MEDFORD — Medford’s school board appointed John Anhorn during a meeting Wednesday to fill out the rest of Anne Hemann’s term.
Hemann is moving out of the district, so she can no longer serve on the school board. The district had multiple options for that spot and ultimately elected to appoint Anhorn until Election Day in November, rather than have a special election or operate a member short until the fall.
Anhorn “has deep roots in Medford and kids in the (school) building,” said Mark Ristau, Medford’s superintendent. He’s “a perfect candidate for the position.”
For the Nov. 5 election, “others can run, if they’d like,” including, of course, Anhorn, Ristau said. Anhorn’s first board meeting will be July 22.
The district is now in the market for a new business manager, as Andrew Adams announces his resignation, effective June 30. Adams was hired in May of 2018 to replace Lylia Iverson, who has been with the district for decades before retiring last summer.
As a CPA with experience auditing schools, Adams is “very qualified,” so it’s no surprise he was “a very attractive candidate” to other districts, Ristau said. Of course, the role of business manager “is very important to a school district,” so “we are looking for applicants.”
The district also elected to delay until next summer the majority of planned improvements to the school parking lot.
“We hoped to reconfigure the entire lot, but after meeting with architects, contractors, and engineers,” it became clear “the main part of the lot” would have to wait until next year, especially since the district’s next fiscal year doesn’t begin until July 1, Ristau said. “We’ll budget and plan for it” to start in early-June of 2020, and “we’ll do it right.”

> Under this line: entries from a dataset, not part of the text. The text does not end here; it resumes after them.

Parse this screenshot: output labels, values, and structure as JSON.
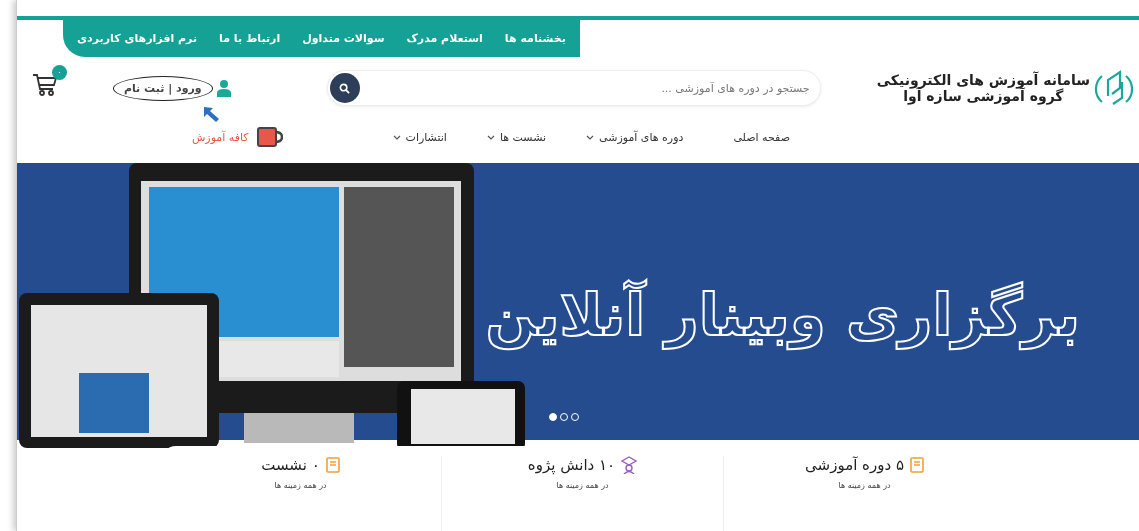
{
  "top_links": [
    {
      "label": "بخشنامه ها"
    },
    {
      "label": "استعلام مدرک"
    },
    {
      "label": "سوالات متداول"
    },
    {
      "label": "ارتباط با ما"
    },
    {
      "label": "نرم افزارهای کاربردی"
    }
  ],
  "brand": {
    "title": "سامانه آموزش های الکترونیکی",
    "subtitle": "گروه آموزشی سازه آوا"
  },
  "search": {
    "placeholder": "جستجو در دوره های آموزشی ..."
  },
  "account": {
    "label": "ورود | ثبت نام"
  },
  "cart": {
    "count": "۰"
  },
  "nav": [
    {
      "label": "صفحه اصلی",
      "dropdown": false
    },
    {
      "label": "دوره های آموزشی",
      "dropdown": true
    },
    {
      "label": "نشست ها",
      "dropdown": true
    },
    {
      "label": "انتشارات",
      "dropdown": true
    }
  ],
  "cafe": {
    "label": "کافه آموزش"
  },
  "hero": {
    "headline": "برگزاری وبینار آنلاین",
    "slides": [
      {
        "selected": true
      },
      {
        "selected": false
      },
      {
        "selected": false
      }
    ]
  },
  "stats": [
    {
      "kind": "book",
      "value": "۵ دوره آموزشی",
      "caption": "در همه زمینه ها"
    },
    {
      "kind": "student",
      "value": "۱۰ دانش پژوه",
      "caption": "در همه زمینه ها"
    },
    {
      "kind": "book",
      "value": "۰ نشست",
      "caption": "در همه زمینه ها"
    }
  ]
}
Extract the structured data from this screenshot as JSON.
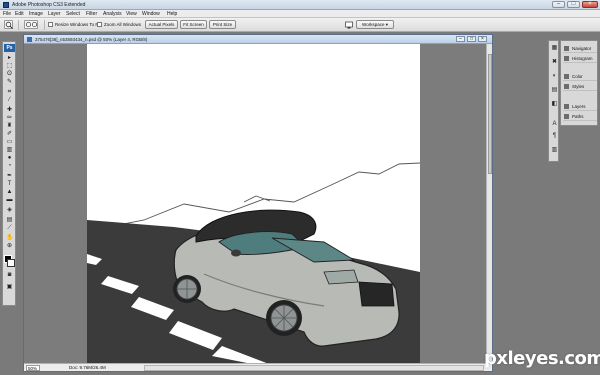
{
  "titlebar": {
    "title": "Adobe Photoshop CS3 Extended",
    "minimize": "–",
    "maximize": "□",
    "close": "×"
  },
  "menu": [
    "File",
    "Edit",
    "Image",
    "Layer",
    "Select",
    "Filter",
    "Analysis",
    "View",
    "Window",
    "Help"
  ],
  "options": {
    "resize_label": "Resize Windows To Fit",
    "zoom_all_label": "Zoom All Windows",
    "actual_pixels": "Actual Pixels",
    "fit_screen": "Fit Screen",
    "print_size": "Print Size",
    "workspace": "Workspace ▾"
  },
  "toolbox": {
    "logo": "Ps"
  },
  "document": {
    "title": "375476[38]_n53593434_n.psd @ 50% (Layer 4, RGB/8)",
    "zoom": "50%",
    "doc_info": "Doc: 9.76M/26.4M"
  },
  "panels": {
    "items": [
      "Navigator",
      "Histogram",
      "Color",
      "Styles",
      "Layers",
      "Paths"
    ]
  },
  "watermark": "pxleyes.com"
}
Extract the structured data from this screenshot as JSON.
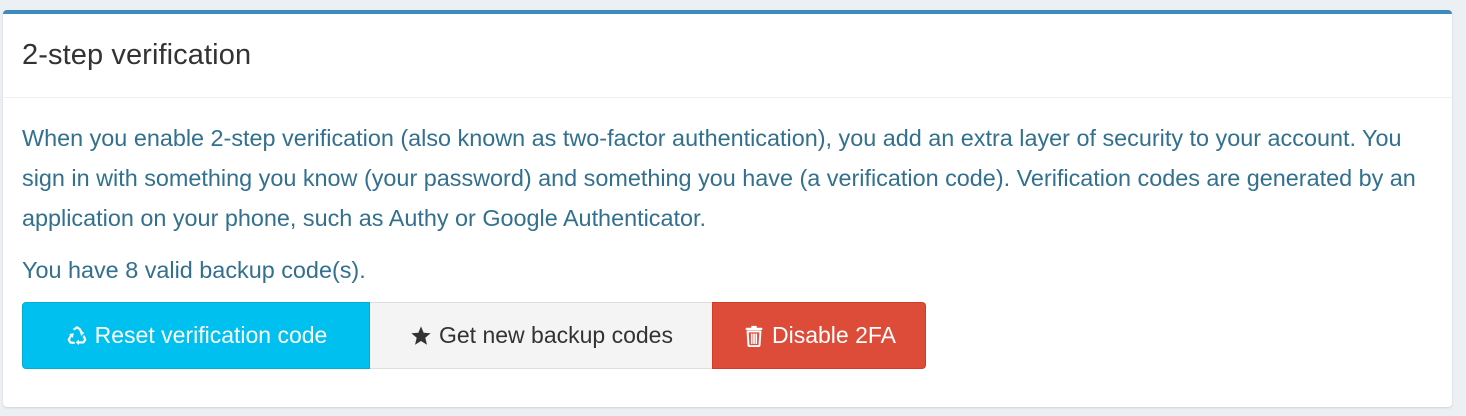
{
  "panel": {
    "title": "2-step verification",
    "description": "When you enable 2-step verification (also known as two-factor authentication), you add an extra layer of security to your account. You sign in with something you know (your password) and something you have (a verification code). Verification codes are generated by an application on your phone, such as Authy or Google Authenticator.",
    "backup_status": "You have 8 valid backup code(s)."
  },
  "buttons": {
    "reset": {
      "label": "Reset verification code",
      "icon": "recycle-icon",
      "color": "#00c0ef"
    },
    "backup": {
      "label": "Get new backup codes",
      "icon": "star-icon",
      "color": "#f4f4f4"
    },
    "disable": {
      "label": "Disable 2FA",
      "icon": "trash-icon",
      "color": "#dd4b39"
    }
  },
  "colors": {
    "accent_border": "#3c8dbc",
    "info_text": "#31708f"
  }
}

This summer, “we’ll patch and seal everything and add some parking spots” — roughly 17 — on the southeast side of the building, he said. Currently, Medford’s parking lot offers 251 spots, and “when we have special events, we’re way overcrowded,” so additional spots will be part of next summer’s project.
This summer’s work is estimated to cost $75,000-$80,000 and will start in July, he said. “A lot of that ($75,000-$80,000) will be covered under” Long-Term Facilities Maintenance (LTFM).
Medford also discussed the district’s preliminary budget for 2019-2020 Wednesday, which calls for total revenue of $11,153,193 and expenditures of $11,743,021. The district’s general fund is projected to have revenue of $9,337,593 and expenditures of $9,849,162.
“We have some big-ticket purchases with technology,” including iPads for elementary students, as well as “new maintenance equipment,” like lawnmowers and tractors, Ristau said. The latter expenses “only come around every 20 years or so.”
It’s not unusual for Medford to project some deficit spending in the budget, because “we’re conservative in our estimates,” especially with enrollment, which is how districts derive the vast preponderance of their funding, he said. “We’re alright” — “no worries.”
All hires at the secondary school are in place for 2019-2020, according to Kevin Babcock, that building’s principal. In addition, 2019-2020’s eighth-twelfth graders have received their schedules, while the seventh-grade class will receive their schedules prior to the start of the school year.
In addition, Sara Routh, high school counselor, Anna Johanson, high school social worker, and Babcock met with the sixth graders to cover expectations, and what it truly means to be a seventh grader, prior to the end of this school year, according to Babcock. This will allow him to concentrate more on parents during seventh-grade orientation later this summer.